On Tuesday, NBC’s "Today" show had opened with Matt Lauer asking: "Can the right wing withstand yet another scandal involving one of its own?" (Try imagining Matt Lauer, or any other network journalist out there, asking if "the left wing" could withstand yet another scandal after the breaking news of any one of the endless scandals revolving around Bill and Hillary Clinton.) Ann Curry chimed in, wondering "how does this specter of hypocrisy affect the Party?"
This could be something of a first: a major MSM player admits there's a case to be made that the media is incredibly biased against Republicans.

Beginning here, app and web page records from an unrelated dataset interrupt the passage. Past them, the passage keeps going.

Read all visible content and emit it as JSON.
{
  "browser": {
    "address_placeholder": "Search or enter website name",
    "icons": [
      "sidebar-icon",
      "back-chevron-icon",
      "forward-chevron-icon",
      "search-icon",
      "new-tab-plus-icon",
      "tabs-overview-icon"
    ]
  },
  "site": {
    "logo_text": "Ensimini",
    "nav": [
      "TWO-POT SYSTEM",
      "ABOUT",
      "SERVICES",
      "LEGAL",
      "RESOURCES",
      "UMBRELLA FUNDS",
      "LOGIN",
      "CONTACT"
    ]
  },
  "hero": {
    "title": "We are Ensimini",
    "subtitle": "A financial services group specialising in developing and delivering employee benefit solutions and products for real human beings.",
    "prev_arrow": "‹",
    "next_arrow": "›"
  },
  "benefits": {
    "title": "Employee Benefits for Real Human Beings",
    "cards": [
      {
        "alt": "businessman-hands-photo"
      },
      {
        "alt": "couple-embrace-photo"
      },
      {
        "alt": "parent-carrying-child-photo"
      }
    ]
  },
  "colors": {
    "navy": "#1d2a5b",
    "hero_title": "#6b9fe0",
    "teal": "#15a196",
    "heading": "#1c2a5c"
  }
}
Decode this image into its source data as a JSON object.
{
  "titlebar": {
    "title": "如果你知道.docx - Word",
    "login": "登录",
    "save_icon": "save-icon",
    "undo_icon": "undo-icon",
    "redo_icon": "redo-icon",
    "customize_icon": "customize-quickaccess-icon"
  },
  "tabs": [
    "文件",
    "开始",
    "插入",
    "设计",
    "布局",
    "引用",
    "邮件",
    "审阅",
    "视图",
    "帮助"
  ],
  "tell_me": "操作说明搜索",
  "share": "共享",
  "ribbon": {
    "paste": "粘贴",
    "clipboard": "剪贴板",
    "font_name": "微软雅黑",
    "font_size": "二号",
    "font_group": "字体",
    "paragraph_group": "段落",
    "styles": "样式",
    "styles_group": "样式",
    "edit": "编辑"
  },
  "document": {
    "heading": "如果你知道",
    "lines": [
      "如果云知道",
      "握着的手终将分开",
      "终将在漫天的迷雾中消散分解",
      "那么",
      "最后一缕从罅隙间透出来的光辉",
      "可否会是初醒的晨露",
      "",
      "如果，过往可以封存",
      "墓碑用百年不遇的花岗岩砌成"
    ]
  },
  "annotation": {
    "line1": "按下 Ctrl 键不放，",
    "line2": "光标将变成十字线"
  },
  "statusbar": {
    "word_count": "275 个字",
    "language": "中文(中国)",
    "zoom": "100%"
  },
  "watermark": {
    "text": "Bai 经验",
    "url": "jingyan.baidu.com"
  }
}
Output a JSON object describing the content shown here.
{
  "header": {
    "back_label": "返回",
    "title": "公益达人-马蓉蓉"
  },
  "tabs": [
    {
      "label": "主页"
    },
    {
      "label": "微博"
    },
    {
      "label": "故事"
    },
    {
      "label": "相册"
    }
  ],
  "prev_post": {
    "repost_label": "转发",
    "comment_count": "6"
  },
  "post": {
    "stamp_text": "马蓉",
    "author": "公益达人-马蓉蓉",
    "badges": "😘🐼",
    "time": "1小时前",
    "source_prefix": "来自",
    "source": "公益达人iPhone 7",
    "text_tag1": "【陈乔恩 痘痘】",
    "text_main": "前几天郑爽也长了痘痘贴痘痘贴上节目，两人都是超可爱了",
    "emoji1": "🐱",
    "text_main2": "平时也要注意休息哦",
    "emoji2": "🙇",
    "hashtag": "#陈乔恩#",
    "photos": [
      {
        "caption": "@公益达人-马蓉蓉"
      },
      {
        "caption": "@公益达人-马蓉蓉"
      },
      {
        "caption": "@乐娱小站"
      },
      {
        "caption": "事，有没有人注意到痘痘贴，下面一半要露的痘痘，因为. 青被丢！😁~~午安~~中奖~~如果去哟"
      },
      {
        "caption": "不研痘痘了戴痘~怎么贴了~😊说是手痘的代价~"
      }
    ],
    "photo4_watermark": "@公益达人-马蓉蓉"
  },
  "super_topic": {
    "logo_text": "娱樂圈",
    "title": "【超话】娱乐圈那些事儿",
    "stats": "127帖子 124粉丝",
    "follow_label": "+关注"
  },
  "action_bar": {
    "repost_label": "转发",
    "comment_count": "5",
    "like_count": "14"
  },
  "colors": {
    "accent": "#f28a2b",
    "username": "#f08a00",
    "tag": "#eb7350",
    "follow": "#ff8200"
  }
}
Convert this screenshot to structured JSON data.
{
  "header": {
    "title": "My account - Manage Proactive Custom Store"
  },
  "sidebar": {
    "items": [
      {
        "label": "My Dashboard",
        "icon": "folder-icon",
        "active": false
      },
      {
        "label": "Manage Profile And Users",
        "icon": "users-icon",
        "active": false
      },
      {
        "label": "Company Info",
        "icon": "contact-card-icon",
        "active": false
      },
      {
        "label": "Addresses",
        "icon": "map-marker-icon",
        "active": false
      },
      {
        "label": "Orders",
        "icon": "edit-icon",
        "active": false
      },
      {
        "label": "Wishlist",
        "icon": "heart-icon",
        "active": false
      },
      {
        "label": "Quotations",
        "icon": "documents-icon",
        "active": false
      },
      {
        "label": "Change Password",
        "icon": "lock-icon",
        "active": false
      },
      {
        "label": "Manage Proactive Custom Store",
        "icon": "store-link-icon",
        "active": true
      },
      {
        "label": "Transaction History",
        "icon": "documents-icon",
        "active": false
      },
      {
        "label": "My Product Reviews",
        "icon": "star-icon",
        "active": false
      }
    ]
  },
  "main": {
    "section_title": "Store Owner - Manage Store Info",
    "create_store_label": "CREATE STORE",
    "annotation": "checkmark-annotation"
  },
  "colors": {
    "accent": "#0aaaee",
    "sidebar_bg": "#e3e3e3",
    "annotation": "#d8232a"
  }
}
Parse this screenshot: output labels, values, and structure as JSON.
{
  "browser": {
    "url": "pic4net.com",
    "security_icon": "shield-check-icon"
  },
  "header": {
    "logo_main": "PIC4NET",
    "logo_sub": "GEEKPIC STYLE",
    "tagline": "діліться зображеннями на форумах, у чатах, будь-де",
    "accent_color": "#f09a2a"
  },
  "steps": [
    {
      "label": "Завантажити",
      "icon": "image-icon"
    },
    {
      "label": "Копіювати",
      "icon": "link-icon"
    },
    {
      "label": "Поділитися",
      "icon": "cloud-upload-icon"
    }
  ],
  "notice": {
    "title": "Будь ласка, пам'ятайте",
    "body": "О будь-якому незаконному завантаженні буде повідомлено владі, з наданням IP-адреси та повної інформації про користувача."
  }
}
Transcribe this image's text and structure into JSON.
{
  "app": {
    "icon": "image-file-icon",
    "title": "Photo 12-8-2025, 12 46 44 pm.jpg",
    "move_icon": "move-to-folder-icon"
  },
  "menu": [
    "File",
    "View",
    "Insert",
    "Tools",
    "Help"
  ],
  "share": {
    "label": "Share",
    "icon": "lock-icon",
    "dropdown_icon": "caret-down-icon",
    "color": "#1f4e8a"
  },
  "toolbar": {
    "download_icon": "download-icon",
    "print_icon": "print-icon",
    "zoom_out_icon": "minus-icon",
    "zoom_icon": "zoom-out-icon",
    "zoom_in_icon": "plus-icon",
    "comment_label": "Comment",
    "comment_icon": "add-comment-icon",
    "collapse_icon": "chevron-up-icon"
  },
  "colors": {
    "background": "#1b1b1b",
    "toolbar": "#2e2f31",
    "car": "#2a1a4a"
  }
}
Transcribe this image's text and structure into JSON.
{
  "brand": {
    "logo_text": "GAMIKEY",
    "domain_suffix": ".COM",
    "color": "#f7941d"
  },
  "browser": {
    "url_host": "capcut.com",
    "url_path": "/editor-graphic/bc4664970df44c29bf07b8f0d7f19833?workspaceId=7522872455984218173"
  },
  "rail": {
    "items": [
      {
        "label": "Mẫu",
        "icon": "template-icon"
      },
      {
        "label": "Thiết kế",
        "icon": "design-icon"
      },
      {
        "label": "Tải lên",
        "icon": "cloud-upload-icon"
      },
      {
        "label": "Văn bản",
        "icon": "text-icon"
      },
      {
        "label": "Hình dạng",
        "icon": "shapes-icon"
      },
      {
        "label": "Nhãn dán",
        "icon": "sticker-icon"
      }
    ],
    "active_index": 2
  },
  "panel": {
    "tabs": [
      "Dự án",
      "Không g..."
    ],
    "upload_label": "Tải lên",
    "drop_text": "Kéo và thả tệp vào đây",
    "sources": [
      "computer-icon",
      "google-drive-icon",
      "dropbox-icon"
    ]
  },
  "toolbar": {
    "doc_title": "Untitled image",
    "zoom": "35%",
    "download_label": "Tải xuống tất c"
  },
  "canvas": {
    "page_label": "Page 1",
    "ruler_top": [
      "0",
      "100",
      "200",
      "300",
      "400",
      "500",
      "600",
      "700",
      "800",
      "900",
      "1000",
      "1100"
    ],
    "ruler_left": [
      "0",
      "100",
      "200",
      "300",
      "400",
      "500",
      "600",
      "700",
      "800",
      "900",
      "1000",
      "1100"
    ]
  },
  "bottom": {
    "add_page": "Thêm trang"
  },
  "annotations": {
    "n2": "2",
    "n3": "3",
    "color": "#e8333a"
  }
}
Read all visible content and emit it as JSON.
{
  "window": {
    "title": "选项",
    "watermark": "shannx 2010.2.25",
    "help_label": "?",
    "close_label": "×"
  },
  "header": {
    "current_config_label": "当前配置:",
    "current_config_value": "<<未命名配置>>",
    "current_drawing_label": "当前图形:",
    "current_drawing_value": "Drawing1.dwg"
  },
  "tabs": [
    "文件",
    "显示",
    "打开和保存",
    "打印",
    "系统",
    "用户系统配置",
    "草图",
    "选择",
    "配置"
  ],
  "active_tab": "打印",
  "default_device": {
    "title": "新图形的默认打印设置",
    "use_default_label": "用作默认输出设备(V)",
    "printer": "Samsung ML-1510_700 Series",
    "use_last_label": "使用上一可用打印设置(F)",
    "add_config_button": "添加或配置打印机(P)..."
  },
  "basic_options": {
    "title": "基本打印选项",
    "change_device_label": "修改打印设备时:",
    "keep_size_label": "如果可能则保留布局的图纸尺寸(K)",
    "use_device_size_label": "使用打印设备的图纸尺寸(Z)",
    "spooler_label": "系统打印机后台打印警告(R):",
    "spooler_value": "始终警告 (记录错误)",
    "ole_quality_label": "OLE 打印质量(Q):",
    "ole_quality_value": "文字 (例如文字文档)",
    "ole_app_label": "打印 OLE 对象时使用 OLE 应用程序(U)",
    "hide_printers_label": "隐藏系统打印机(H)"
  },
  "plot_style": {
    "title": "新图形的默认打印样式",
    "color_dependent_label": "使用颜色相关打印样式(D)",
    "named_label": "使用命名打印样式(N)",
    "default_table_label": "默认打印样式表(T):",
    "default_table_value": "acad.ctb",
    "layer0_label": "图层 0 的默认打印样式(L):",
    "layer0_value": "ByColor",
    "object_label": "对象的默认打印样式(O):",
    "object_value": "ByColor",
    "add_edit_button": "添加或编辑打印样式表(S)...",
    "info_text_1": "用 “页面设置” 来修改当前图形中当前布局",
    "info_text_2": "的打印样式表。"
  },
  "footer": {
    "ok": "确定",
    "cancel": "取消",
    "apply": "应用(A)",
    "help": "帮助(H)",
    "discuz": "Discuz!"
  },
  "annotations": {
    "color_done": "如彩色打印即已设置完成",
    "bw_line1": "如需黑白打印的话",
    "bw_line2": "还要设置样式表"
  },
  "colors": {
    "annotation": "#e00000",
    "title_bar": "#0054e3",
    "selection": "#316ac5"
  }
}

As I noted here, when Tom DeLay accused the media of bias on this morning's "Today," Matt Lauer stonewalled: "I'm not going to let it, you know, end with that assumption, congressman, because I clearly don't agree with it."
But appearing on this afternoon's Harball, DeLay successfully wangled an admission from host Chris Matthews.
TOM DELAY: If [Craig] has been found guilty of what he's been accused of, then yeah. But I do know that the Republicans will do something about it. I do know that if he were a Democrat they would rally around him and they would not do something about it. I do know that the national media is incredibly biased against Republicans that find themselves [in trouble] --
CHRIS MATTHEWS: That's a charge which I've heard before and I can understand why you make it. You make it a lot. Sometimes you have a case to make. Sometimes.
It's rare to see a leading MSM light directly confronted over the liberal media's bias. But it happened in spades this morning as Tom DeLay (R-Texas) called out Matt Lauer on the MSM's double-standard in handling Republican, versus Democrat, scandals.